___ Data for analysis ___
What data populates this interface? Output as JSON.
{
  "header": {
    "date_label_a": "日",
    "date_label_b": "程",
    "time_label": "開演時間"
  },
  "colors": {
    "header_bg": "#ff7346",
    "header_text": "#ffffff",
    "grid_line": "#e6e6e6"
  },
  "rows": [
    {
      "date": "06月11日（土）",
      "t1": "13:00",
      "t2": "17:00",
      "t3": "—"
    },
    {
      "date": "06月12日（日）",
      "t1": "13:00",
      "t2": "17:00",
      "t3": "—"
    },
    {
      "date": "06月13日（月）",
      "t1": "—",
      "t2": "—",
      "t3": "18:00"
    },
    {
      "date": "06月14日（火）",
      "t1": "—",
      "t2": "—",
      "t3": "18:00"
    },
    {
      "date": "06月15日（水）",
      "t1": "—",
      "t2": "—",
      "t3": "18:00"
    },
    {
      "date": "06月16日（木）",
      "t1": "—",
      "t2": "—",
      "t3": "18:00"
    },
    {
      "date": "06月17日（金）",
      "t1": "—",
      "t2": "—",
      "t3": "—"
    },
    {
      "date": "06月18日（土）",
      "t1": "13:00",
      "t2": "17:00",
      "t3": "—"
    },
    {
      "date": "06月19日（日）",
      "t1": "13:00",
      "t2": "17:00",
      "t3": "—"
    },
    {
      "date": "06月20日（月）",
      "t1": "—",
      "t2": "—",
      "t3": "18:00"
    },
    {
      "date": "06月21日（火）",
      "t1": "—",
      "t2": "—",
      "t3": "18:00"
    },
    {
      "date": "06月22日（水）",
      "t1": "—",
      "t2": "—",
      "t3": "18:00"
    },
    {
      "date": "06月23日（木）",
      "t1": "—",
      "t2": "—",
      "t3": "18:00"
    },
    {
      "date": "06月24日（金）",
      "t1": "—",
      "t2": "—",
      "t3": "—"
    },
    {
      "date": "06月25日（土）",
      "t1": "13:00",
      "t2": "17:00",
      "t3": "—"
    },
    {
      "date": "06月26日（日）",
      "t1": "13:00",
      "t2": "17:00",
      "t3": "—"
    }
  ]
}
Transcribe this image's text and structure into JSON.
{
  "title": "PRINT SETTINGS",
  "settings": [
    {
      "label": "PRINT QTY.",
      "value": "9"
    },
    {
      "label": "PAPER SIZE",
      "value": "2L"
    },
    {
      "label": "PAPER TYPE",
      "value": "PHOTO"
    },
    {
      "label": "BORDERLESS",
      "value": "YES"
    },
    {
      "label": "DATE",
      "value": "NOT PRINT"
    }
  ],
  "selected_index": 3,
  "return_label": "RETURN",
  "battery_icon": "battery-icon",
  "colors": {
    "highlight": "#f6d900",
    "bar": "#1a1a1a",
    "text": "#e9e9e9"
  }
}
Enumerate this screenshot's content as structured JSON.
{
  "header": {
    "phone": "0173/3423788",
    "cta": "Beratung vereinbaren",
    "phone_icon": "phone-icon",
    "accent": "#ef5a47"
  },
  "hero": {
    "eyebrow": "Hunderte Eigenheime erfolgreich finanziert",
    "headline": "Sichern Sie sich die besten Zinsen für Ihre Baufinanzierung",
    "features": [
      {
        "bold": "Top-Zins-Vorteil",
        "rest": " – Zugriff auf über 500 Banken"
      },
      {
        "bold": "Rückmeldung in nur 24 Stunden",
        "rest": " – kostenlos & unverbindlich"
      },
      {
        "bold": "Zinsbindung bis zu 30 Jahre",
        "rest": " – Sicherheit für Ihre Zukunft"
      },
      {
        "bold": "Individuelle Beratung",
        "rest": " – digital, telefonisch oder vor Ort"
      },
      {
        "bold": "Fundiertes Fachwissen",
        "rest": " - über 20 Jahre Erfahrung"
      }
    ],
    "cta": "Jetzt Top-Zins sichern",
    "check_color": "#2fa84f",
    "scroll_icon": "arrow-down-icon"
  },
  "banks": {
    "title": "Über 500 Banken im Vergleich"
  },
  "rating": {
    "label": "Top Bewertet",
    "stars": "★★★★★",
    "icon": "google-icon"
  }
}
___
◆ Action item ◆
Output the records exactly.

◆ Output below ◆
What data populates this interface? Output as JSON.
{
  "header": {
    "date_label_a": "日",
    "date_label_b": "程",
    "time_label": "開演時間"
  },
  "colors": {
    "header_bg": "#ff7346",
    "header_text": "#ffffff",
    "grid_line": "#e6e6e6"
  },
  "rows": [
    {
      "date": "06月11日（土）",
      "t1": "13:00",
      "t2": "17:00",
      "t3": "—"
    },
    {
      "date": "06月12日（日）",
      "t1": "13:00",
      "t2": "17:00",
      "t3": "—"
    },
    {
      "date": "06月13日（月）",
      "t1": "—",
      "t2": "—",
      "t3": "18:00"
    },
    {
      "date": "06月14日（火）",
      "t1": "—",
      "t2": "—",
      "t3": "18:00"
    },
    {
      "date": "06月15日（水）",
      "t1": "—",
      "t2": "—",
      "t3": "18:00"
    },
    {
      "date": "06月16日（木）",
      "t1": "—",
      "t2": "—",
      "t3": "18:00"
    },
    {
      "date": "06月17日（金）",
      "t1": "—",
      "t2": "—",
      "t3": "—"
    },
    {
      "date": "06月18日（土）",
      "t1": "13:00",
      "t2": "17:00",
      "t3": "—"
    },
    {
      "date": "06月19日（日）",
      "t1": "13:00",
      "t2": "17:00",
      "t3": "—"
    },
    {
      "date": "06月20日（月）",
      "t1": "—",
      "t2": "—",
      "t3": "18:00"
    },
    {
      "date": "06月21日（火）",
      "t1": "—",
      "t2": "—",
      "t3": "18:00"
    },
    {
      "date": "06月22日（水）",
      "t1": "—",
      "t2": "—",
      "t3": "18:00"
    },
    {
      "date": "06月23日（木）",
      "t1": "—",
      "t2": "—",
      "t3": "18:00"
    },
    {
      "date": "06月24日（金）",
      "t1": "—",
      "t2": "—",
      "t3": "—"
    },
    {
      "date": "06月25日（土）",
      "t1": "13:00",
      "t2": "17:00",
      "t3": "—"
    },
    {
      "date": "06月26日（日）",
      "t1": "13:00",
      "t2": "17:00",
      "t3": "—"
    }
  ]
}
Transcribe this image's text and structure into JSON.
{
  "title": "PRINT SETTINGS",
  "settings": [
    {
      "label": "PRINT QTY.",
      "value": "9"
    },
    {
      "label": "PAPER SIZE",
      "value": "2L"
    },
    {
      "label": "PAPER TYPE",
      "value": "PHOTO"
    },
    {
      "label": "BORDERLESS",
      "value": "YES"
    },
    {
      "label": "DATE",
      "value": "NOT PRINT"
    }
  ],
  "selected_index": 3,
  "return_label": "RETURN",
  "battery_icon": "battery-icon",
  "colors": {
    "highlight": "#f6d900",
    "bar": "#1a1a1a",
    "text": "#e9e9e9"
  }
}
Enumerate this screenshot's content as structured JSON.
{
  "header": {
    "phone": "0173/3423788",
    "cta": "Beratung vereinbaren",
    "phone_icon": "phone-icon",
    "accent": "#ef5a47"
  },
  "hero": {
    "eyebrow": "Hunderte Eigenheime erfolgreich finanziert",
    "headline": "Sichern Sie sich die besten Zinsen für Ihre Baufinanzierung",
    "features": [
      {
        "bold": "Top-Zins-Vorteil",
        "rest": " – Zugriff auf über 500 Banken"
      },
      {
        "bold": "Rückmeldung in nur 24 Stunden",
        "rest": " – kostenlos & unverbindlich"
      },
      {
        "bold": "Zinsbindung bis zu 30 Jahre",
        "rest": " – Sicherheit für Ihre Zukunft"
      },
      {
        "bold": "Individuelle Beratung",
        "rest": " – digital, telefonisch oder vor Ort"
      },
      {
        "bold": "Fundiertes Fachwissen",
        "rest": " - über 20 Jahre Erfahrung"
      }
    ],
    "cta": "Jetzt Top-Zins sichern",
    "check_color": "#2fa84f",
    "scroll_icon": "arrow-down-icon"
  },
  "banks": {
    "title": "Über 500 Banken im Vergleich"
  },
  "rating": {
    "label": "Top Bewertet",
    "stars": "★★★★★",
    "icon": "google-icon"
  }
}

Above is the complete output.